**Records shown:**

* * * * * * *

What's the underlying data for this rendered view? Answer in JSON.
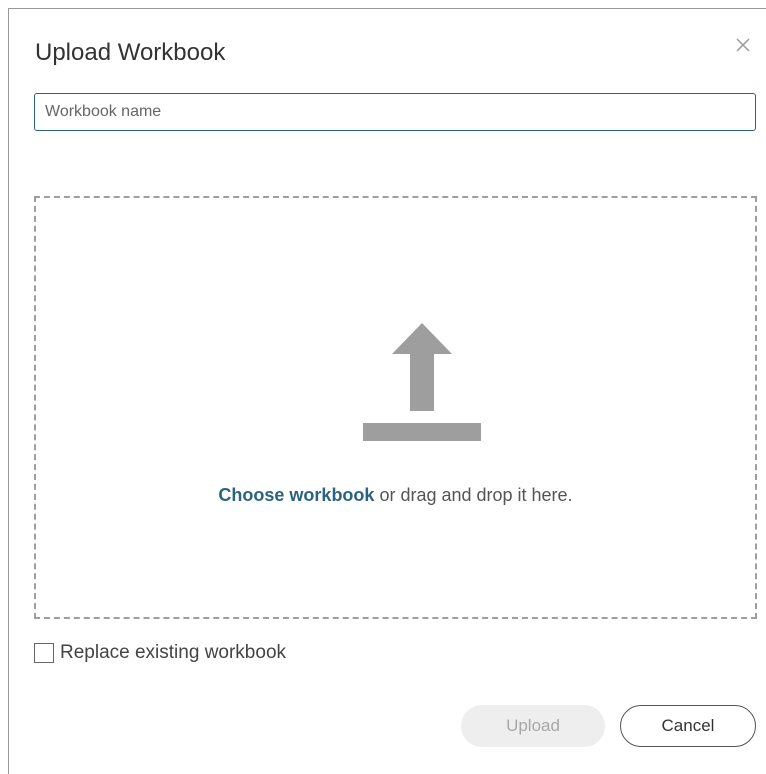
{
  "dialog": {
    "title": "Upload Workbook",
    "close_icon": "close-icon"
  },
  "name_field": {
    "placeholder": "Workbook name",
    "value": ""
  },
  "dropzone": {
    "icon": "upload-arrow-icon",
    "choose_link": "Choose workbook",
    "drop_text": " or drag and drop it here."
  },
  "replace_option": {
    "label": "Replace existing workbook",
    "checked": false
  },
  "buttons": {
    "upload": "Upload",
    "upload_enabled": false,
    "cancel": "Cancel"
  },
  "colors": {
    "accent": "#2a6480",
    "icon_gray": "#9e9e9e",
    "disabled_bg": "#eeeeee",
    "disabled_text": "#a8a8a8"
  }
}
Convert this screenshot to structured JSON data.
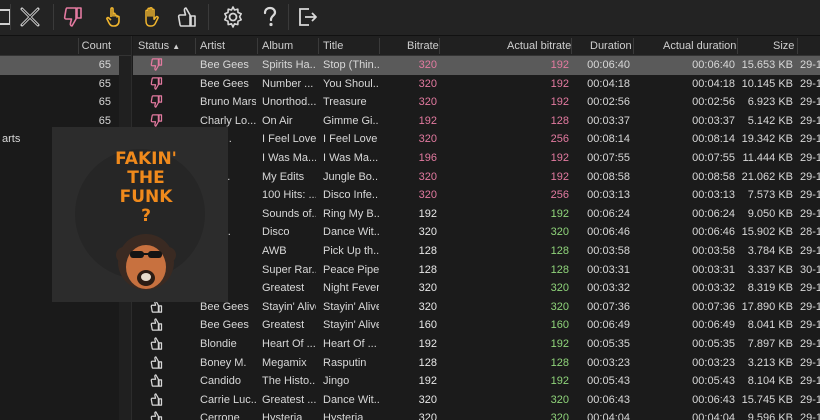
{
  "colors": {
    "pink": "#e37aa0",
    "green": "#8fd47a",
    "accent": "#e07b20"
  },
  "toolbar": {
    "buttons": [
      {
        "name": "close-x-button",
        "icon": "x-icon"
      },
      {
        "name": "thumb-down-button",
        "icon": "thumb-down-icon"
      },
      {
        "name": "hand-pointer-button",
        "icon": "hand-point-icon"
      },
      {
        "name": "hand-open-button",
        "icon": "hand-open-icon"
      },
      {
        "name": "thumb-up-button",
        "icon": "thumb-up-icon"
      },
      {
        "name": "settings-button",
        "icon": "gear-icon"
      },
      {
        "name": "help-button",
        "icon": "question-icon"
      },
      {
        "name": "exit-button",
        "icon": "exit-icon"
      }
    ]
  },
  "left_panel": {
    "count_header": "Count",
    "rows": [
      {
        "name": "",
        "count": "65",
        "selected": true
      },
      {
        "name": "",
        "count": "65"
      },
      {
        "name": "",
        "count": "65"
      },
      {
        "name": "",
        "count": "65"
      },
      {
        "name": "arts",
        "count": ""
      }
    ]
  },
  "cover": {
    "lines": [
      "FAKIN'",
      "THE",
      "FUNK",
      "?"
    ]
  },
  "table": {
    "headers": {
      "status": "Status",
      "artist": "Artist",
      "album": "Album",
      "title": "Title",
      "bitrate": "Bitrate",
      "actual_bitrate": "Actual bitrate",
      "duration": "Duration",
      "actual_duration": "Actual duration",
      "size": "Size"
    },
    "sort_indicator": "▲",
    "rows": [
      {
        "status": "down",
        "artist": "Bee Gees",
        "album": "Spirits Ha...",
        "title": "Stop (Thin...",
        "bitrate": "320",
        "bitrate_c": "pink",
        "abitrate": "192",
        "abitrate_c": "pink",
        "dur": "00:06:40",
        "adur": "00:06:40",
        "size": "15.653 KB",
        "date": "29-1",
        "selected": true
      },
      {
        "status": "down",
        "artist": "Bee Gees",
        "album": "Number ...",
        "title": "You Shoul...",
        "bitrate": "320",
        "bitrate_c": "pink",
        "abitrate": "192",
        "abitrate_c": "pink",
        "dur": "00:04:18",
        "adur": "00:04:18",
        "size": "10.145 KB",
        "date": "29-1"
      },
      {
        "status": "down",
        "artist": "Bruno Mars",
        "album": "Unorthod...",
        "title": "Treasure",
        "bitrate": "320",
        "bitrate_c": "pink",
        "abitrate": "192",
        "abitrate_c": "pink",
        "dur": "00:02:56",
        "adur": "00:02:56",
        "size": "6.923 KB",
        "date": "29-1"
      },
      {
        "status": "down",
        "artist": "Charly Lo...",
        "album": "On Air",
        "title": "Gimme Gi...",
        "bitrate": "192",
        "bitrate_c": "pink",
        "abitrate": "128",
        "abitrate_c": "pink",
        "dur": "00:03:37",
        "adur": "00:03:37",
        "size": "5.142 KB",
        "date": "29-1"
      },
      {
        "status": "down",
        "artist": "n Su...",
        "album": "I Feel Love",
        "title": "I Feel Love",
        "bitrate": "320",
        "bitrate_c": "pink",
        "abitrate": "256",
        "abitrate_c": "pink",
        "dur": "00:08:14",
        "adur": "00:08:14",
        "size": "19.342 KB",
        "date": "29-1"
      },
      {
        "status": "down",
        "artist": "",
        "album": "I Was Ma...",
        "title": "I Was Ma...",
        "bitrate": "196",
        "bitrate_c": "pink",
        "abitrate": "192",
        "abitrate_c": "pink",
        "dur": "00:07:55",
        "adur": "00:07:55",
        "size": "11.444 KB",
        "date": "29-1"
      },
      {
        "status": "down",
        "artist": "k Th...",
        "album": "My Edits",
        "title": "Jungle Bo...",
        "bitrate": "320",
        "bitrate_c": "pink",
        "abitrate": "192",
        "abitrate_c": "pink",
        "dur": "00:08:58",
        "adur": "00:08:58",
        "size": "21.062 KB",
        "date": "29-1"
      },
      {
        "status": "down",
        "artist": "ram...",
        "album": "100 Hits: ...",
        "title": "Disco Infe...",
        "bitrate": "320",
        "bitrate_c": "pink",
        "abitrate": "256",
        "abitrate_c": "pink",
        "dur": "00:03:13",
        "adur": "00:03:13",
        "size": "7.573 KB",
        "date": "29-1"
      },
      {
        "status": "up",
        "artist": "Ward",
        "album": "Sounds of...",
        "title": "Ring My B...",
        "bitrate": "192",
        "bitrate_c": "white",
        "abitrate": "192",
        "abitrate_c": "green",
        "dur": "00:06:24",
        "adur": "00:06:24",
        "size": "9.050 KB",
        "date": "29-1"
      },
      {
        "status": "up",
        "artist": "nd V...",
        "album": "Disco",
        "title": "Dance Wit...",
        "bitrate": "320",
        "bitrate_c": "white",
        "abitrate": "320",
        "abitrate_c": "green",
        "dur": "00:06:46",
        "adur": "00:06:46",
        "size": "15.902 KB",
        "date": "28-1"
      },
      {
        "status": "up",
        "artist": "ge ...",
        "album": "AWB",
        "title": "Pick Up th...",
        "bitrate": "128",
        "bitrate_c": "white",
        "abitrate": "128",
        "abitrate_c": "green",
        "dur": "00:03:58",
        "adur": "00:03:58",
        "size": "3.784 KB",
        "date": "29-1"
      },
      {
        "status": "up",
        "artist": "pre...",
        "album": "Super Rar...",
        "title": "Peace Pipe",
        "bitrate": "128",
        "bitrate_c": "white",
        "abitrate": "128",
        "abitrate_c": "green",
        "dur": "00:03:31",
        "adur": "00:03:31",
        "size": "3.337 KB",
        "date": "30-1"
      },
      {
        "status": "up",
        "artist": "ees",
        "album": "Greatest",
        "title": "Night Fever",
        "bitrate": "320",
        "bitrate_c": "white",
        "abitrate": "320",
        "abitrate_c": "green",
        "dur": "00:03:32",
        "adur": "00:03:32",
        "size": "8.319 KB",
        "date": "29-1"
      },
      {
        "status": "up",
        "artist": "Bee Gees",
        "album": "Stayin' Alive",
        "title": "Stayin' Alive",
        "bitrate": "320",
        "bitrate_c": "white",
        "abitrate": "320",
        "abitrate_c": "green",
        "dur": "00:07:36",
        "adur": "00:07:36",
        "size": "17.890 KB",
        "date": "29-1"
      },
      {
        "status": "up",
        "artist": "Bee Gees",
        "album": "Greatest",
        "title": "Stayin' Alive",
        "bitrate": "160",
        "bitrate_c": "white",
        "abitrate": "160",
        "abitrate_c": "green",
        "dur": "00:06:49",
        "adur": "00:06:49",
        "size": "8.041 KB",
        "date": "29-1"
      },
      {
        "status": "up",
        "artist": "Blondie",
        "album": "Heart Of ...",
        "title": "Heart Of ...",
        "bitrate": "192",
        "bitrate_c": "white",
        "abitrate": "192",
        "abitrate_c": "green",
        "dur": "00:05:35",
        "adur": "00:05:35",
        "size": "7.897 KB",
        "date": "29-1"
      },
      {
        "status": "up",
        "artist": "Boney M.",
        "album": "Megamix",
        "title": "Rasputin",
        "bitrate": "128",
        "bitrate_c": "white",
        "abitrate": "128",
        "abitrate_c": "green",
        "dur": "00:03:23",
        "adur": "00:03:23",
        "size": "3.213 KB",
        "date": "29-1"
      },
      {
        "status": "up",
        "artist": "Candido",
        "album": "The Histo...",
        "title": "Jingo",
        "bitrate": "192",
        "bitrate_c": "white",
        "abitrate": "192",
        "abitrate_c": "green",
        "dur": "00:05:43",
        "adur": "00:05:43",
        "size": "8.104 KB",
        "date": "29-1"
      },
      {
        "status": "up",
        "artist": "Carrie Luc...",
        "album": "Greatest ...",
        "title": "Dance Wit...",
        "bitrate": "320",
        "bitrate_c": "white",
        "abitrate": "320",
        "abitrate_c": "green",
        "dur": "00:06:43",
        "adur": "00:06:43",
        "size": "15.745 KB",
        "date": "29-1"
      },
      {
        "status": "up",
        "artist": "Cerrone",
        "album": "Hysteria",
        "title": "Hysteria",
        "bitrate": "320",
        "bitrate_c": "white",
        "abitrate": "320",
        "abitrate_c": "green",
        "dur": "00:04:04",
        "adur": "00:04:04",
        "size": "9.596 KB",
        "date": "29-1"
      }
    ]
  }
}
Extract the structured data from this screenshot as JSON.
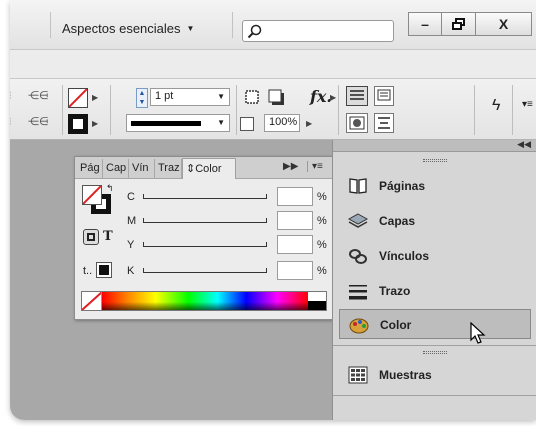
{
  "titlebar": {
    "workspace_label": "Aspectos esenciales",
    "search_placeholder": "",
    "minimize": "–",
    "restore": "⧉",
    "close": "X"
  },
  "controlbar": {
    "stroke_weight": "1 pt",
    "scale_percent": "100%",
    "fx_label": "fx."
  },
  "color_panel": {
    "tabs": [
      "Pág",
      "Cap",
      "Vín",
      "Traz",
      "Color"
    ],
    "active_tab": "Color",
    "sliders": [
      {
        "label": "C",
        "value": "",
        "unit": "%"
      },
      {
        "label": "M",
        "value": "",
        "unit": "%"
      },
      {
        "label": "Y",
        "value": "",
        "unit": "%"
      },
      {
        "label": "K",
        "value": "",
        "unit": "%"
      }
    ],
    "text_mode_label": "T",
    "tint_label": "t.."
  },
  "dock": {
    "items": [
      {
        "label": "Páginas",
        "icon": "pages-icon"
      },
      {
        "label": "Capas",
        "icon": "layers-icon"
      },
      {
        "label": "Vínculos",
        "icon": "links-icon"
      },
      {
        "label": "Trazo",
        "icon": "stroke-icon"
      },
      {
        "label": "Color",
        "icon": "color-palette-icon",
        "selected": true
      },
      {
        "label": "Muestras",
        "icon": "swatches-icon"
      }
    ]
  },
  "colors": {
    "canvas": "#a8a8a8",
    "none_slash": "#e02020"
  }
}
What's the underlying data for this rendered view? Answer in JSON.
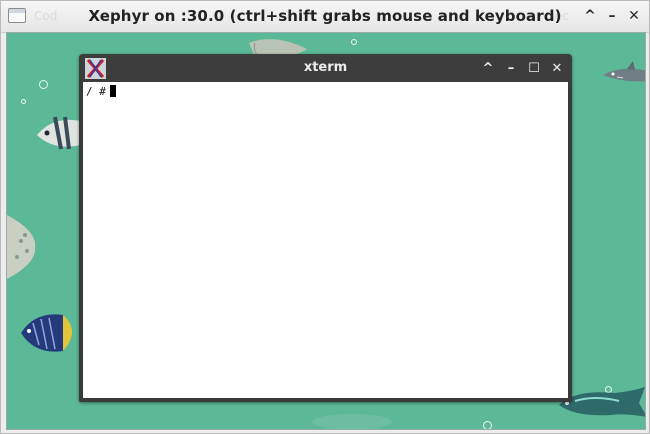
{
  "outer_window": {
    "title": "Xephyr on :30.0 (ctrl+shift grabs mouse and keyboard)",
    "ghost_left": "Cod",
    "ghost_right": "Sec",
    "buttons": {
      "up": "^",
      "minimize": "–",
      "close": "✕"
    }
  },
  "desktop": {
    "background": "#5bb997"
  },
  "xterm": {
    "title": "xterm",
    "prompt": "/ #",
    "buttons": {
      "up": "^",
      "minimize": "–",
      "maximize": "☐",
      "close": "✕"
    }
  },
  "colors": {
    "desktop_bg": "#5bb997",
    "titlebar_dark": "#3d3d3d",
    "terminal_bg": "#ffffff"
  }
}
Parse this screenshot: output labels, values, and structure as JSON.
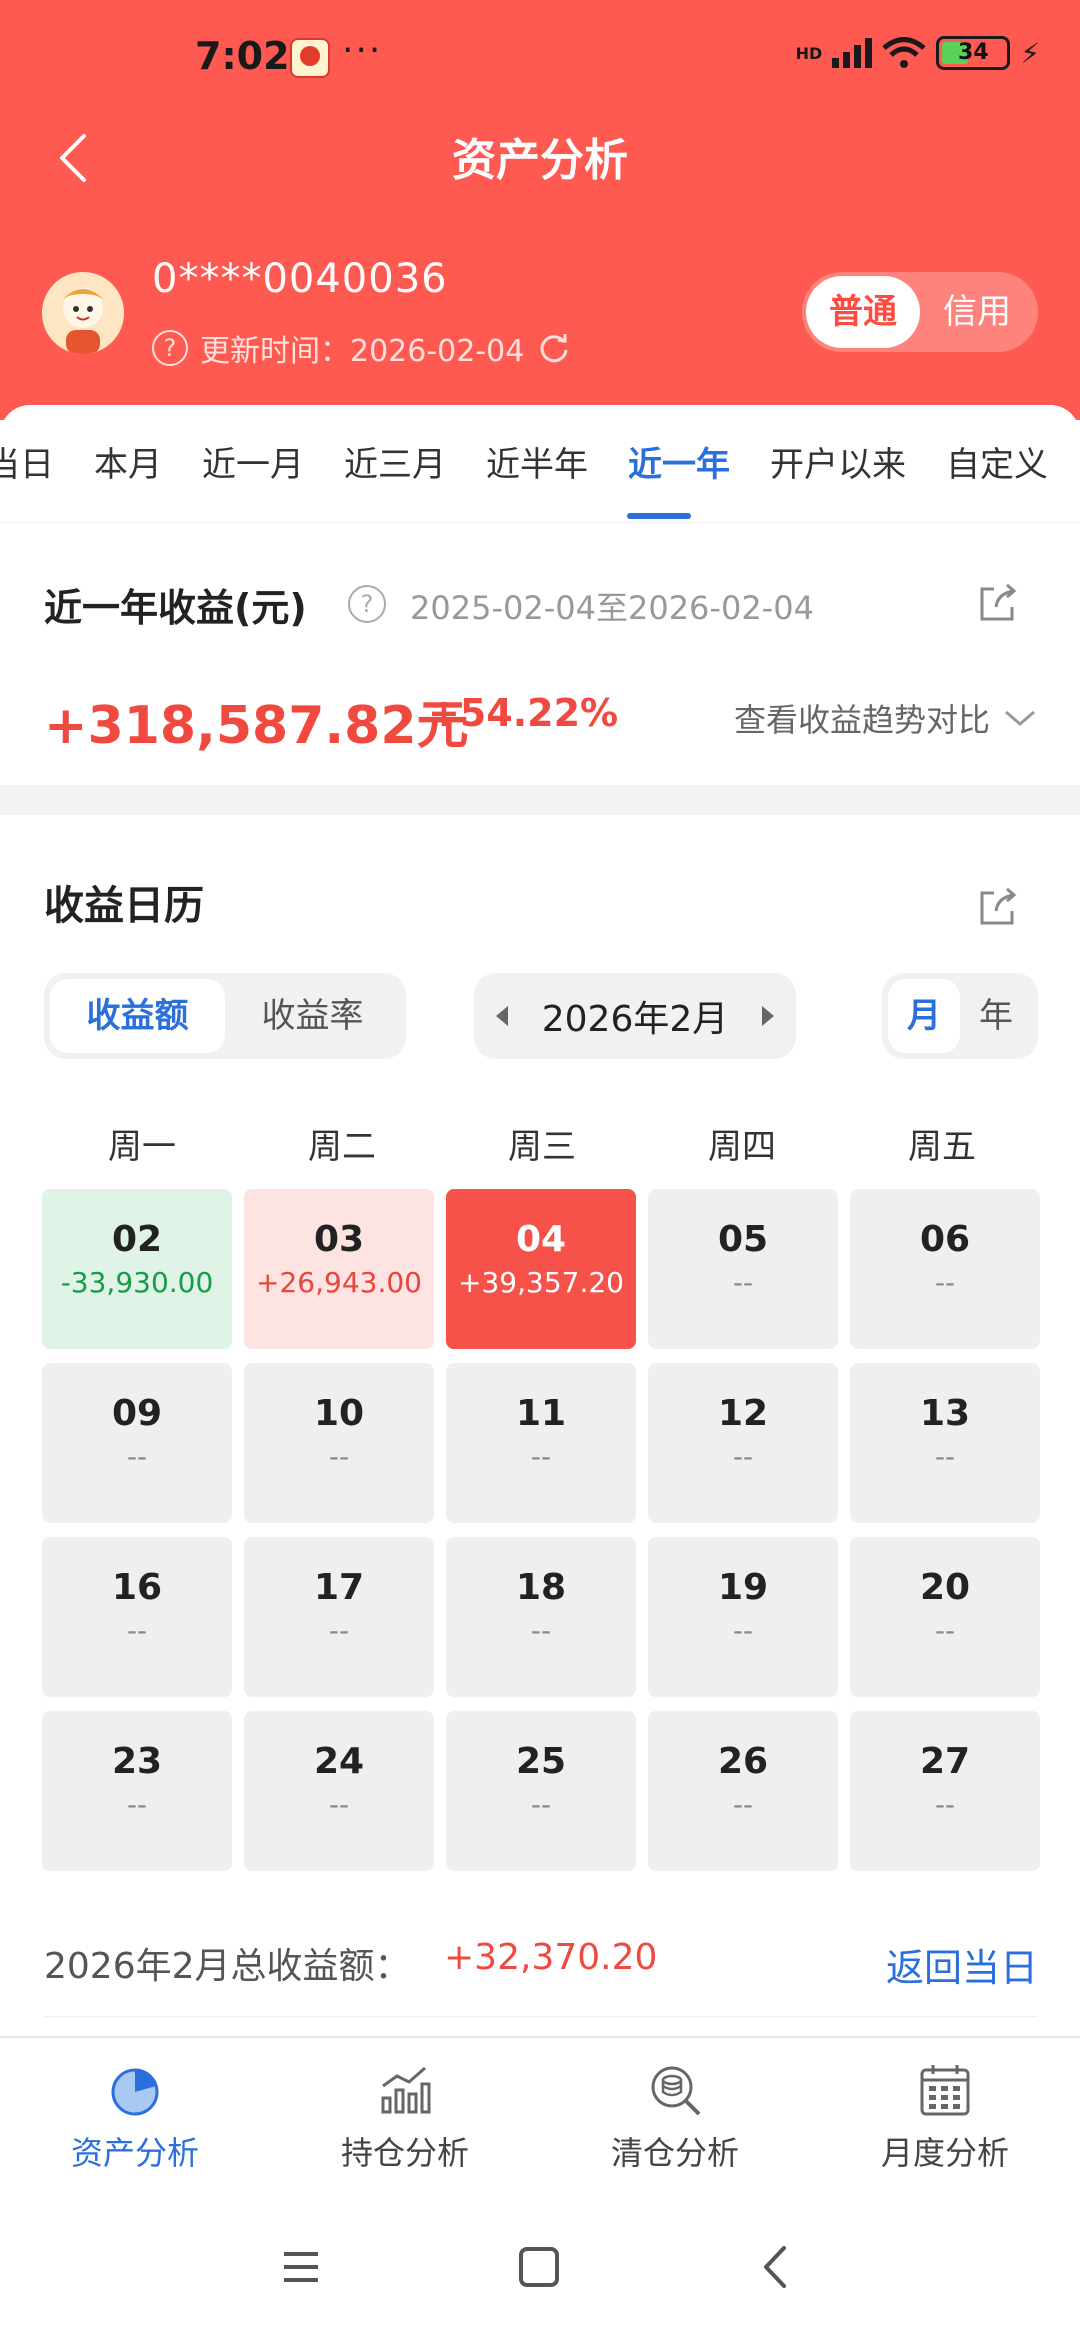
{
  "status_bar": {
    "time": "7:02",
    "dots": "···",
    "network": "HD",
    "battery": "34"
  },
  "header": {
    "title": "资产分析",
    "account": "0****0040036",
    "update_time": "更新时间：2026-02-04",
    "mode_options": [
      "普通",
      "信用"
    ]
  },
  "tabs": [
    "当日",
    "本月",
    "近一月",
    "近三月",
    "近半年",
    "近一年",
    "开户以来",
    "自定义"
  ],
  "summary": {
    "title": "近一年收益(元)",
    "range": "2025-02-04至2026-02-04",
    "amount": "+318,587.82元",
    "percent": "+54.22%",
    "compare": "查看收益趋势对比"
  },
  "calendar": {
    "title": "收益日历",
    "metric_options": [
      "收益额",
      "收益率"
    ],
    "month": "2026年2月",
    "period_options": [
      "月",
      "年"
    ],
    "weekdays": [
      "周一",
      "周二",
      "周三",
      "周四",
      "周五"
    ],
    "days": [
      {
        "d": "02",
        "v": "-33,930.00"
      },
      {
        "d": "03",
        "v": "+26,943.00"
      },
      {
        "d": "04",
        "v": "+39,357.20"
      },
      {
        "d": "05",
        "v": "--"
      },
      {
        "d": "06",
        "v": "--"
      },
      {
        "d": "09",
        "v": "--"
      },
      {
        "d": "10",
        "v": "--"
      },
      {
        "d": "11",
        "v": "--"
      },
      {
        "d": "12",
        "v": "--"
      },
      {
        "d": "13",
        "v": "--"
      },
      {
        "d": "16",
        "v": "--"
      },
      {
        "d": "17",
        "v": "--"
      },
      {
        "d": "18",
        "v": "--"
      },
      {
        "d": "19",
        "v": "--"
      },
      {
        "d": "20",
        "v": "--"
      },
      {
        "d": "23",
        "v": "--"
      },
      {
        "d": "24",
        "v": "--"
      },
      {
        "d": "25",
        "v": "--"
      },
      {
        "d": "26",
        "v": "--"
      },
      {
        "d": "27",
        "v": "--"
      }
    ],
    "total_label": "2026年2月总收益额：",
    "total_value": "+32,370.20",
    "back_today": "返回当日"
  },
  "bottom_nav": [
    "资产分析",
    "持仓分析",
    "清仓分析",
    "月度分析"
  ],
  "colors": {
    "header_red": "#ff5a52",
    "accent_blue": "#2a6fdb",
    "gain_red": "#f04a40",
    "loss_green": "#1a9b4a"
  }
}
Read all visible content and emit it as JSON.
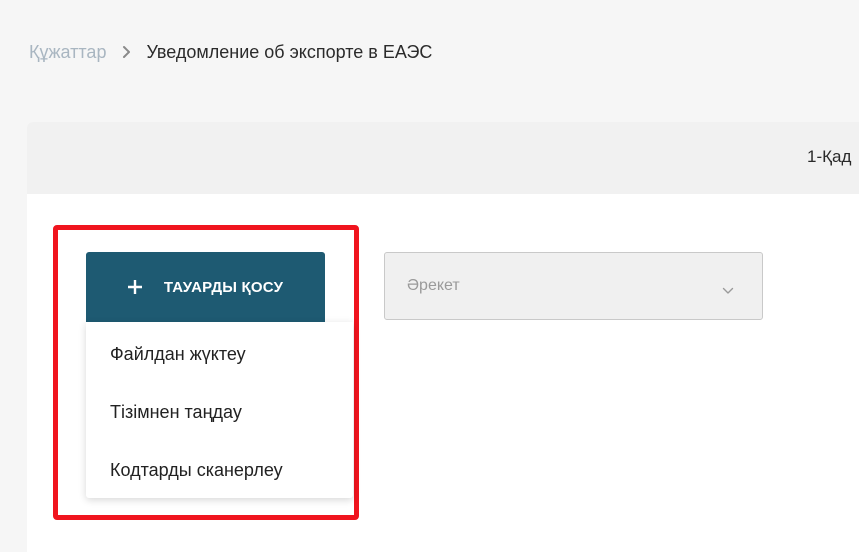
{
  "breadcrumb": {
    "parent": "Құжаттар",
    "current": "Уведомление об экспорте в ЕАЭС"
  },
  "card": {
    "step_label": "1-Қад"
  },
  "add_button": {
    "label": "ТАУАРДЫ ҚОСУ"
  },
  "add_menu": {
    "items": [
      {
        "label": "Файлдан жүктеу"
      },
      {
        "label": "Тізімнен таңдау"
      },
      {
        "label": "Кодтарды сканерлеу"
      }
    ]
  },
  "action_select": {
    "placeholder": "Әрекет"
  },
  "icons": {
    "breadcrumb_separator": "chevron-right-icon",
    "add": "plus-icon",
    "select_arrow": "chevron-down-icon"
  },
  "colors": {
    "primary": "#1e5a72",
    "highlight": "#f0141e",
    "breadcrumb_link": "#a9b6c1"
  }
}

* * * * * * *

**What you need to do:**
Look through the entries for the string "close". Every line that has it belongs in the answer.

**Result below:**
    "close_icon": "close-icon"
        "name": "close-x-button",
    "close": "X"
      "close": "✕"
      "close": "✕"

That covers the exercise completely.